- _Problem to work on_: If a line in the listing below contains "JSON", return that line.

-*-*-

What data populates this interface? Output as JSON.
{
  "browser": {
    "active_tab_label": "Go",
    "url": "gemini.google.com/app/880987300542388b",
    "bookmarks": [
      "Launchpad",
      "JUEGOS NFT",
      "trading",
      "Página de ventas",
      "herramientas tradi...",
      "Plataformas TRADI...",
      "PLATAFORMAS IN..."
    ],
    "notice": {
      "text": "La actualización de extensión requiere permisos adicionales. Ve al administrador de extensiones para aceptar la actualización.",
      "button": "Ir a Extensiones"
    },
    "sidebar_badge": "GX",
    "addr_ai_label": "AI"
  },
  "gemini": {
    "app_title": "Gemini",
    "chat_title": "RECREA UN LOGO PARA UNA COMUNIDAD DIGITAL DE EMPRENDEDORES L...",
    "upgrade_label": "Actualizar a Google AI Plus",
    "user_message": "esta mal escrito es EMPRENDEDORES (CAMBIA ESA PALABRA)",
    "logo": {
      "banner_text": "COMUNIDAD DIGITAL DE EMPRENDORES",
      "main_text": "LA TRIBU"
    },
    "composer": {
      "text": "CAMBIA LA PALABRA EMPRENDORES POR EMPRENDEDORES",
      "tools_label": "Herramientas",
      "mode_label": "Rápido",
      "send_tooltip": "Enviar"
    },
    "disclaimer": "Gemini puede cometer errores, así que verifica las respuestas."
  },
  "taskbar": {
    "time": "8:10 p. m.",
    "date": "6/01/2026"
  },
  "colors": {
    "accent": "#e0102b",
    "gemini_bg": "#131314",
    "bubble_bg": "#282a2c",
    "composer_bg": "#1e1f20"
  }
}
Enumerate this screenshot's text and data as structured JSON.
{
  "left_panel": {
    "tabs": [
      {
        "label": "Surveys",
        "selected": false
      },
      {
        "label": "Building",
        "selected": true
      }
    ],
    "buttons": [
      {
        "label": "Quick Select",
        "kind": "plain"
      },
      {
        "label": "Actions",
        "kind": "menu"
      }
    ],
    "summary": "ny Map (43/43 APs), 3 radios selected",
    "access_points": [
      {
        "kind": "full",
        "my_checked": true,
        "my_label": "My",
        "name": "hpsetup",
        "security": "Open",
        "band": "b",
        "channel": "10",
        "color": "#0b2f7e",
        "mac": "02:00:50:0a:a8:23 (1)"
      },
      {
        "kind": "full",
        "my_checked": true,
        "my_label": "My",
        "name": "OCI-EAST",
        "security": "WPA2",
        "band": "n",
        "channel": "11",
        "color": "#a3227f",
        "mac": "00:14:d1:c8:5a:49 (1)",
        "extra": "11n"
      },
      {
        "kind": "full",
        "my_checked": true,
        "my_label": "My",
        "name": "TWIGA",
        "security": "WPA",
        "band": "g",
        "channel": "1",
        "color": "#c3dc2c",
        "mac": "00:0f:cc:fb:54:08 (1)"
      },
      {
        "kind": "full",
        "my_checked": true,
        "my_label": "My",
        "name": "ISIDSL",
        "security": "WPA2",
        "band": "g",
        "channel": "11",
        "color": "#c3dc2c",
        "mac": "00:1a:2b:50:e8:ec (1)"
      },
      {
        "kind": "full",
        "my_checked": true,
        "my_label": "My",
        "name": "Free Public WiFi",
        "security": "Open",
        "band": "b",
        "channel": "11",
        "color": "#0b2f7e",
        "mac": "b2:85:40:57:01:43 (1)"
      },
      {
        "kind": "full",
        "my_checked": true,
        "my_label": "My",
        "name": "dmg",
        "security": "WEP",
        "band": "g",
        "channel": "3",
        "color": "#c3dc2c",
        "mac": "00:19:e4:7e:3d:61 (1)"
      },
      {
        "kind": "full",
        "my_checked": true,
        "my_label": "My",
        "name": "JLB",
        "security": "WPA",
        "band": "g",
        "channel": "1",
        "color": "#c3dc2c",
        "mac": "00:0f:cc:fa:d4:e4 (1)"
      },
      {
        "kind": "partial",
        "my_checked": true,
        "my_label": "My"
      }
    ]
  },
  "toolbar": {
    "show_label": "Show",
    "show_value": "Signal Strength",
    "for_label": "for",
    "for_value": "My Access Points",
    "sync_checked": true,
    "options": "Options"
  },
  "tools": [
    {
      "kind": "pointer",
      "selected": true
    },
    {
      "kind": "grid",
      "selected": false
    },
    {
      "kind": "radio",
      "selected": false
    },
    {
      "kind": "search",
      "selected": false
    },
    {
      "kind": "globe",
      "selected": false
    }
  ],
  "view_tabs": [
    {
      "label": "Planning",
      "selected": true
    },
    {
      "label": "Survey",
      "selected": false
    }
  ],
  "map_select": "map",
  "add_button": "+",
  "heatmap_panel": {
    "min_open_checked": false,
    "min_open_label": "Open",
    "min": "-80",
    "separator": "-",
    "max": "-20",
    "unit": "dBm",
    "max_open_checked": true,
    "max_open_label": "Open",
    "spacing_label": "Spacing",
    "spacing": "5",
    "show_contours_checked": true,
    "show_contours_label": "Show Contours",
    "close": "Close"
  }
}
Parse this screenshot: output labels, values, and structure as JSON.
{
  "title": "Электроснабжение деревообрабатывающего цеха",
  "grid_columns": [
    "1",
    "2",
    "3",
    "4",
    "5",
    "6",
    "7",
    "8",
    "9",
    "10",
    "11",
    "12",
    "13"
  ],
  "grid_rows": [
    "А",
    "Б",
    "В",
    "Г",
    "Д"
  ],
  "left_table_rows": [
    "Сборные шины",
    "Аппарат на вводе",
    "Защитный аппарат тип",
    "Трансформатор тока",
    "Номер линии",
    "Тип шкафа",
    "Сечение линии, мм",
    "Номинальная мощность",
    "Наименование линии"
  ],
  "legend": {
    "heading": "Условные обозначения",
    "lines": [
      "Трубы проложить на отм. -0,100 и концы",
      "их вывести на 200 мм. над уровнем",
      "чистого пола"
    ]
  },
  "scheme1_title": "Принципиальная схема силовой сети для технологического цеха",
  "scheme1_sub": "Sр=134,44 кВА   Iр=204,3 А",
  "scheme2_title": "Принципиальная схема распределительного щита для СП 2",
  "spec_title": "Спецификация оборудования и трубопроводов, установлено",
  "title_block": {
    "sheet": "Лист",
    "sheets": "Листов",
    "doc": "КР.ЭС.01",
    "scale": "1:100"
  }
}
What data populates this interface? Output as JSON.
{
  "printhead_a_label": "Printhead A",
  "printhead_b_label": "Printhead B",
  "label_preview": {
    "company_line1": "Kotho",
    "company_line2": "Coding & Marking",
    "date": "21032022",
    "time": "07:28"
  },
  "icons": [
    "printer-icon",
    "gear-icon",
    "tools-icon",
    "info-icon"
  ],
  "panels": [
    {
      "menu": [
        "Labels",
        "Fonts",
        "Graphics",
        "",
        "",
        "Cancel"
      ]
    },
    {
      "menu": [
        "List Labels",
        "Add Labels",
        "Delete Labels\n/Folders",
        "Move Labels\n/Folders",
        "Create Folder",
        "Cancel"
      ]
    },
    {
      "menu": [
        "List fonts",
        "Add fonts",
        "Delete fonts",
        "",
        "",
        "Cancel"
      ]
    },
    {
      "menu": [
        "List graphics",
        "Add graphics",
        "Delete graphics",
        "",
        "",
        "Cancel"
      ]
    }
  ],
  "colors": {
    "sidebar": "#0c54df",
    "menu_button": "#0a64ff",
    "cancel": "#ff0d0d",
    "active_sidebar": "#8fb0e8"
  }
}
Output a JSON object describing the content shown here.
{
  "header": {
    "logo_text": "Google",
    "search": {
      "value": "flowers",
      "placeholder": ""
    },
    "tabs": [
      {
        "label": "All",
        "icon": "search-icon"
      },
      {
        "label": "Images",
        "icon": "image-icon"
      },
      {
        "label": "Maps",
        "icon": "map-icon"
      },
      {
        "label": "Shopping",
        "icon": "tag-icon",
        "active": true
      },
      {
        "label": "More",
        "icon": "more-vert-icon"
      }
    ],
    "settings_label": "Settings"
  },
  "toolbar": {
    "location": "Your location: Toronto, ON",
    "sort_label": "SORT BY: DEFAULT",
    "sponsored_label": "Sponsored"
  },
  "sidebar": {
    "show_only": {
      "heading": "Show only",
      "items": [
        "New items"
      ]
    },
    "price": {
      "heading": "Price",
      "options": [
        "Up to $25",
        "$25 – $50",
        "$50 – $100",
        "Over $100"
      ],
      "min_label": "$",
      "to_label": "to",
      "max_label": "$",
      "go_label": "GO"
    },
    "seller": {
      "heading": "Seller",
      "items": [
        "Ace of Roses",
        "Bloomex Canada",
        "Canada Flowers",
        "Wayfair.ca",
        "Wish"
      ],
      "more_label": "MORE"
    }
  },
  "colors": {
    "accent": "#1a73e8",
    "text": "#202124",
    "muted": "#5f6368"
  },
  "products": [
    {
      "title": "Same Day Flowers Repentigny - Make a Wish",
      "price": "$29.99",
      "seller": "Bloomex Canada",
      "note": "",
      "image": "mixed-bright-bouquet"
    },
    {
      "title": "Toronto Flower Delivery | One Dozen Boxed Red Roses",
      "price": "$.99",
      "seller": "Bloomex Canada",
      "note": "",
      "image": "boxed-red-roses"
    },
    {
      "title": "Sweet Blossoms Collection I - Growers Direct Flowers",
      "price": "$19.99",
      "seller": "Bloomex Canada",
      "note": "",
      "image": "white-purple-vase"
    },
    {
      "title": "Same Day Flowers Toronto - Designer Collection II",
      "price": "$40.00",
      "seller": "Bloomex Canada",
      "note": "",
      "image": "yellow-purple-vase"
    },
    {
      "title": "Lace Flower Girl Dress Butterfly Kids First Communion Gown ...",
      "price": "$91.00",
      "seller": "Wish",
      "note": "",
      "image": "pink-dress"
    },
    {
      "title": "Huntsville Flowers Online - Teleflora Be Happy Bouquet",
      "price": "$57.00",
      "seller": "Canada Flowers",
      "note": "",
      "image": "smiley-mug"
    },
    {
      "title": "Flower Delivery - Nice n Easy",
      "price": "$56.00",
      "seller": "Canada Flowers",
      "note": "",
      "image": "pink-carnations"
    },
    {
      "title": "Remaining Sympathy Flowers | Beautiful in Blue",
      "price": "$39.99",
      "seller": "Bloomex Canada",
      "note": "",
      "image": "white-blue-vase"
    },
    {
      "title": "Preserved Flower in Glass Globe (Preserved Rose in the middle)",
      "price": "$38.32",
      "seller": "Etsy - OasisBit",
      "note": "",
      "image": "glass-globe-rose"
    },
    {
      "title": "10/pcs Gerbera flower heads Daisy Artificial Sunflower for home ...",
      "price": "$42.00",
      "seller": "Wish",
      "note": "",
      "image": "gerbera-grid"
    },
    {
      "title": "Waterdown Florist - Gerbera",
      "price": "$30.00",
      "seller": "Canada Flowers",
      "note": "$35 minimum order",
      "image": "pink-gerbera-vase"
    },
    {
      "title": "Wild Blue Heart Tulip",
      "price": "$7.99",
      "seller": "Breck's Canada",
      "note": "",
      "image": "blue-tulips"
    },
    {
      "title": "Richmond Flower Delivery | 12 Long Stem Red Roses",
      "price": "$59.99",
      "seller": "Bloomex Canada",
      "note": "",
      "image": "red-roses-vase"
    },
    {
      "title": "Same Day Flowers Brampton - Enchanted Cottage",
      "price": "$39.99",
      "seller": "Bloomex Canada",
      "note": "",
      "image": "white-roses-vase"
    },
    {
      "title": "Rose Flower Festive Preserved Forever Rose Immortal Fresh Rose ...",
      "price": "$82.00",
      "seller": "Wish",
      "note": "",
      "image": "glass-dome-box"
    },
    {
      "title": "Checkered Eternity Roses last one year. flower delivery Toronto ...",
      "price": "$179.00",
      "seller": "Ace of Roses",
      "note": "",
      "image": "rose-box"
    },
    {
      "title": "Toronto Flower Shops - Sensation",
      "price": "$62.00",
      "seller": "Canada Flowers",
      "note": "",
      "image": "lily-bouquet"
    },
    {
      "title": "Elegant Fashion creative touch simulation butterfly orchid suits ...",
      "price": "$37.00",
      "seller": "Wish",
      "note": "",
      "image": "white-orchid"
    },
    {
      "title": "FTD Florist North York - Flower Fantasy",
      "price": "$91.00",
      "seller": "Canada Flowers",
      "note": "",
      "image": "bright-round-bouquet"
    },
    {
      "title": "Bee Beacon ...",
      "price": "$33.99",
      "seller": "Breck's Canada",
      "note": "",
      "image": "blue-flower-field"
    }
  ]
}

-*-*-

- _Exercise output_:
What data populates this interface? Output as JSON.
Enumerate this screenshot's text and data as structured JSON.
Parse this screenshot: output labels, values, and structure as JSON.
What data populates this interface? Output as JSON.
Output a JSON object describing the content shown here.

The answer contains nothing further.